- What to work on
Retype the material so that each line matches the original exactly.

- Dataset excerpts
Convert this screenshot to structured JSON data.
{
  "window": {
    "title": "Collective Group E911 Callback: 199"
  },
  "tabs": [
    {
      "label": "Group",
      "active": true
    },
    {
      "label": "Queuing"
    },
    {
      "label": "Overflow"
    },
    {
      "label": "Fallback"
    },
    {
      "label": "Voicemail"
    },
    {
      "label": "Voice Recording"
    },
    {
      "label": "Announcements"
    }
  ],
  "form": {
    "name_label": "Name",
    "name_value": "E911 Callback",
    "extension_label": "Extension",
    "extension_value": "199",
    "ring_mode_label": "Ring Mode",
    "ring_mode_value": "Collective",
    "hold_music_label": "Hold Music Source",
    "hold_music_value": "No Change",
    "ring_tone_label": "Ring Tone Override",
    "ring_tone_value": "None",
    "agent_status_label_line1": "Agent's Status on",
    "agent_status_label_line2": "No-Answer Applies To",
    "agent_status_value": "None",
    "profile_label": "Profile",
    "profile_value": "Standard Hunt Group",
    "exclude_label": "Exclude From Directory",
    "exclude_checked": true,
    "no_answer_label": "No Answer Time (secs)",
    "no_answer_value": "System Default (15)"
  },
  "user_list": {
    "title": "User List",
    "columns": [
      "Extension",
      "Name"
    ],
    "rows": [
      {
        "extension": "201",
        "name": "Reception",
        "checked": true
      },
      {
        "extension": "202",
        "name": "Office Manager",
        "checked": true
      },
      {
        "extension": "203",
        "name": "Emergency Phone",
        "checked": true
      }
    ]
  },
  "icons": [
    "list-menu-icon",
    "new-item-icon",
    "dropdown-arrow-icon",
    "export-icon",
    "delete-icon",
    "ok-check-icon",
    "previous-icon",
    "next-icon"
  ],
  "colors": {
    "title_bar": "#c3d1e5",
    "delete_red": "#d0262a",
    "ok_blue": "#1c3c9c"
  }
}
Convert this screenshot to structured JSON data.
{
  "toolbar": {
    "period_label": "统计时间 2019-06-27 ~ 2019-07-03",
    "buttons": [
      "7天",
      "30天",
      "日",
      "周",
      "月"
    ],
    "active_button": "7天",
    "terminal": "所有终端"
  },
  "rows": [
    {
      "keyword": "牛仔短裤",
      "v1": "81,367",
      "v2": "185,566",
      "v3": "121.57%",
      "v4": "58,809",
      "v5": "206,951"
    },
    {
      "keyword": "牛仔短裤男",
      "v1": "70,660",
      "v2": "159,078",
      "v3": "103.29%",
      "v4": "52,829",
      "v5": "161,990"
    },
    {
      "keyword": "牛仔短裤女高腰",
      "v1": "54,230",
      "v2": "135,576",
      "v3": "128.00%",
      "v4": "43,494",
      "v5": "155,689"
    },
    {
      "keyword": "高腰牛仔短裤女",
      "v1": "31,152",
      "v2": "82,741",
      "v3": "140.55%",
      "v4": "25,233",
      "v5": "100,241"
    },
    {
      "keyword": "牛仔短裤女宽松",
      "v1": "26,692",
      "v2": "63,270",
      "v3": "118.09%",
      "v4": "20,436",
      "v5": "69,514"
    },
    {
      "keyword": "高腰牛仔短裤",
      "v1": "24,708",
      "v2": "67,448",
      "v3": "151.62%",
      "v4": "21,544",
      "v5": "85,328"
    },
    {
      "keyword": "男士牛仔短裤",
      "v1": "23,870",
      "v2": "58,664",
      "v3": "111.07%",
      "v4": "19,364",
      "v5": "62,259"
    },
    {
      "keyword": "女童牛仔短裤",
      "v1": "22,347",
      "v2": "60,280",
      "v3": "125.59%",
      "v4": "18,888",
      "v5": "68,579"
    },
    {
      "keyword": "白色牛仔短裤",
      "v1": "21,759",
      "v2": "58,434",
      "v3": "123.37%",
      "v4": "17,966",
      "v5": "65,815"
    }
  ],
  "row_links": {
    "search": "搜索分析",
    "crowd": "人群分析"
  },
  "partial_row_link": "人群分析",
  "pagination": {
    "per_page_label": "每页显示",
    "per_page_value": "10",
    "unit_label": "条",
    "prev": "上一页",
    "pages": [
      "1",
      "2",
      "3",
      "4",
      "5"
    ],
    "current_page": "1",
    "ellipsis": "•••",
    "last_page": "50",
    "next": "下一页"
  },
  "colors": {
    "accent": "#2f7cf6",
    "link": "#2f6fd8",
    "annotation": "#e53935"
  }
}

- Written response
Convert this screenshot to structured JSON data.
{
  "window": {
    "title": "Collective Group E911 Callback: 199"
  },
  "tabs": [
    {
      "label": "Group",
      "active": true
    },
    {
      "label": "Queuing"
    },
    {
      "label": "Overflow"
    },
    {
      "label": "Fallback"
    },
    {
      "label": "Voicemail"
    },
    {
      "label": "Voice Recording"
    },
    {
      "label": "Announcements"
    }
  ],
  "form": {
    "name_label": "Name",
    "name_value": "E911 Callback",
    "extension_label": "Extension",
    "extension_value": "199",
    "ring_mode_label": "Ring Mode",
    "ring_mode_value": "Collective",
    "hold_music_label": "Hold Music Source",
    "hold_music_value": "No Change",
    "ring_tone_label": "Ring Tone Override",
    "ring_tone_value": "None",
    "agent_status_label_line1": "Agent's Status on",
    "agent_status_label_line2": "No-Answer Applies To",
    "agent_status_value": "None",
    "profile_label": "Profile",
    "profile_value": "Standard Hunt Group",
    "exclude_label": "Exclude From Directory",
    "exclude_checked": true,
    "no_answer_label": "No Answer Time (secs)",
    "no_answer_value": "System Default (15)"
  },
  "user_list": {
    "title": "User List",
    "columns": [
      "Extension",
      "Name"
    ],
    "rows": [
      {
        "extension": "201",
        "name": "Reception",
        "checked": true
      },
      {
        "extension": "202",
        "name": "Office Manager",
        "checked": true
      },
      {
        "extension": "203",
        "name": "Emergency Phone",
        "checked": true
      }
    ]
  },
  "icons": [
    "list-menu-icon",
    "new-item-icon",
    "dropdown-arrow-icon",
    "export-icon",
    "delete-icon",
    "ok-check-icon",
    "previous-icon",
    "next-icon"
  ],
  "colors": {
    "title_bar": "#c3d1e5",
    "delete_red": "#d0262a",
    "ok_blue": "#1c3c9c"
  }
}
Convert this screenshot to structured JSON data.
{
  "toolbar": {
    "period_label": "统计时间 2019-06-27 ~ 2019-07-03",
    "buttons": [
      "7天",
      "30天",
      "日",
      "周",
      "月"
    ],
    "active_button": "7天",
    "terminal": "所有终端"
  },
  "rows": [
    {
      "keyword": "牛仔短裤",
      "v1": "81,367",
      "v2": "185,566",
      "v3": "121.57%",
      "v4": "58,809",
      "v5": "206,951"
    },
    {
      "keyword": "牛仔短裤男",
      "v1": "70,660",
      "v2": "159,078",
      "v3": "103.29%",
      "v4": "52,829",
      "v5": "161,990"
    },
    {
      "keyword": "牛仔短裤女高腰",
      "v1": "54,230",
      "v2": "135,576",
      "v3": "128.00%",
      "v4": "43,494",
      "v5": "155,689"
    },
    {
      "keyword": "高腰牛仔短裤女",
      "v1": "31,152",
      "v2": "82,741",
      "v3": "140.55%",
      "v4": "25,233",
      "v5": "100,241"
    },
    {
      "keyword": "牛仔短裤女宽松",
      "v1": "26,692",
      "v2": "63,270",
      "v3": "118.09%",
      "v4": "20,436",
      "v5": "69,514"
    },
    {
      "keyword": "高腰牛仔短裤",
      "v1": "24,708",
      "v2": "67,448",
      "v3": "151.62%",
      "v4": "21,544",
      "v5": "85,328"
    },
    {
      "keyword": "男士牛仔短裤",
      "v1": "23,870",
      "v2": "58,664",
      "v3": "111.07%",
      "v4": "19,364",
      "v5": "62,259"
    },
    {
      "keyword": "女童牛仔短裤",
      "v1": "22,347",
      "v2": "60,280",
      "v3": "125.59%",
      "v4": "18,888",
      "v5": "68,579"
    },
    {
      "keyword": "白色牛仔短裤",
      "v1": "21,759",
      "v2": "58,434",
      "v3": "123.37%",
      "v4": "17,966",
      "v5": "65,815"
    }
  ],
  "row_links": {
    "search": "搜索分析",
    "crowd": "人群分析"
  },
  "partial_row_link": "人群分析",
  "pagination": {
    "per_page_label": "每页显示",
    "per_page_value": "10",
    "unit_label": "条",
    "prev": "上一页",
    "pages": [
      "1",
      "2",
      "3",
      "4",
      "5"
    ],
    "current_page": "1",
    "ellipsis": "•••",
    "last_page": "50",
    "next": "下一页"
  },
  "colors": {
    "accent": "#2f7cf6",
    "link": "#2f6fd8",
    "annotation": "#e53935"
  }
}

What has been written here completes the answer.